'Performing' Sacred Music in Contemporary Anglican Church  


Alina Apostu (St George's University of London)

Paper short abstract:

This paper focuses on sacred music rehearsals as chronotopes wherein acts of negotiation between “performance” and “worship” emerge among choir members. Encompassing both narrative and sensorial dimensions, these acts of negotiation are productive in shaping the singers' religious and artistic experience.

Paper long abstract:

This paper presents the musical process of facilitating religious experience in a traditional

Anglican church in London and it is based on recently ended fieldwork. A less prominent topic in

(ethno)musicological or anthropological research, traditional Anglican music in the contemporary

church provides a rich ground for exploring how the sound choreography (the process of choosing

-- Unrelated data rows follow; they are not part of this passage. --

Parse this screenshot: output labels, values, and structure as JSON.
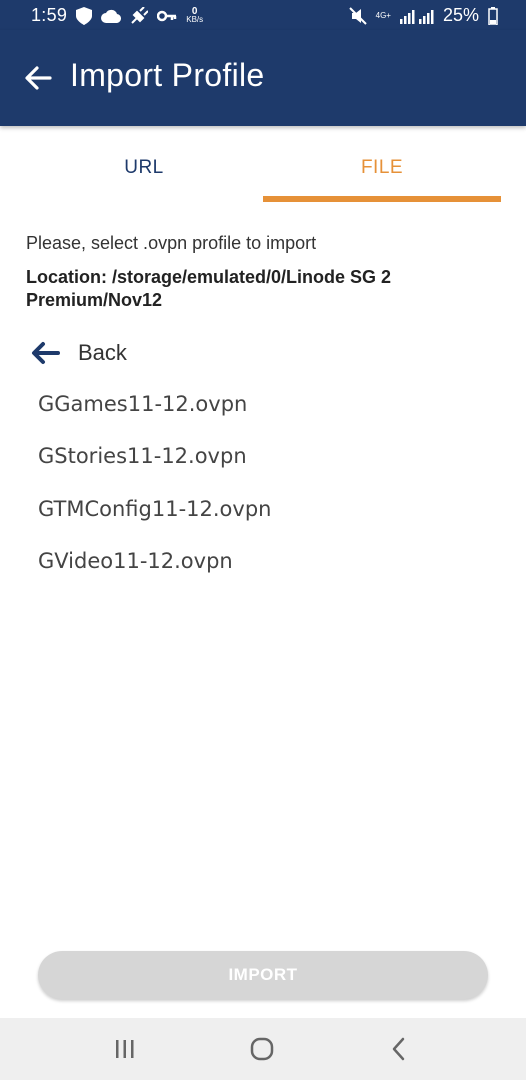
{
  "status_bar": {
    "time": "1:59",
    "kbs_value": "0",
    "kbs_unit": "KB/s",
    "network_label": "4G+",
    "battery_percent": "25%",
    "icons": [
      "shield-icon",
      "cloud-icon",
      "vpn-key-plug-icon",
      "key-icon",
      "mute-icon",
      "signal-icon",
      "battery-icon"
    ]
  },
  "app_bar": {
    "title": "Import Profile",
    "back_icon": "arrow-left-icon"
  },
  "tabs": [
    {
      "label": "URL",
      "selected": false
    },
    {
      "label": "FILE",
      "selected": true
    }
  ],
  "content": {
    "instruction": "Please, select .ovpn profile to import",
    "location": "Location: /storage/emulated/0/Linode SG 2 Premium/Nov12",
    "back_label": "Back",
    "files": [
      "GGames11-12.ovpn",
      "GStories11-12.ovpn",
      "GTMConfig11-12.ovpn",
      "GVideo11-12.ovpn"
    ]
  },
  "import_button": {
    "label": "IMPORT",
    "enabled": false
  },
  "colors": {
    "primary": "#1e3a6b",
    "accent": "#e69138",
    "disabled_button": "#d6d6d6",
    "nav_bar": "#efefef"
  }
}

and preparing the music and the act of 'performing' it in a church environment), within a service

adopts and addresses notions of performance, audience, repertoire.

I follow the process by which the church sound environment is determined through the

choice of music (hymns, anthems, mass settings), the music practice adopted and embodied by the

choir and the sonic affordances of the church space. In particular, musical choices and

'performances', as part of the broader style of religious service, nurture spaces of debate about the

boundary between sacred and secular, notions of faith, personal and collective histories, religious

identities and expectations. Within this context, musical notions of performance, professional vs

amateur singing, style, expressivity are continuously interrogated by the choir singers through their

practice. Rehearsals and services convey moments of tension between, on the one hand, obtaining a

'professional' musical sound and, on the other hand, leading the congregation in a meaningful

worship whereby the two aspects appear not to be fully compatible. By looking at the structure,

content, technique and focus during choir rehearsals, I approach questions about the implications

for both musical performance and religious experience of the choices made by the singers in

addressing this tension.

Panel P081
Comparing Notes: Realising the Sacred and the Self in Art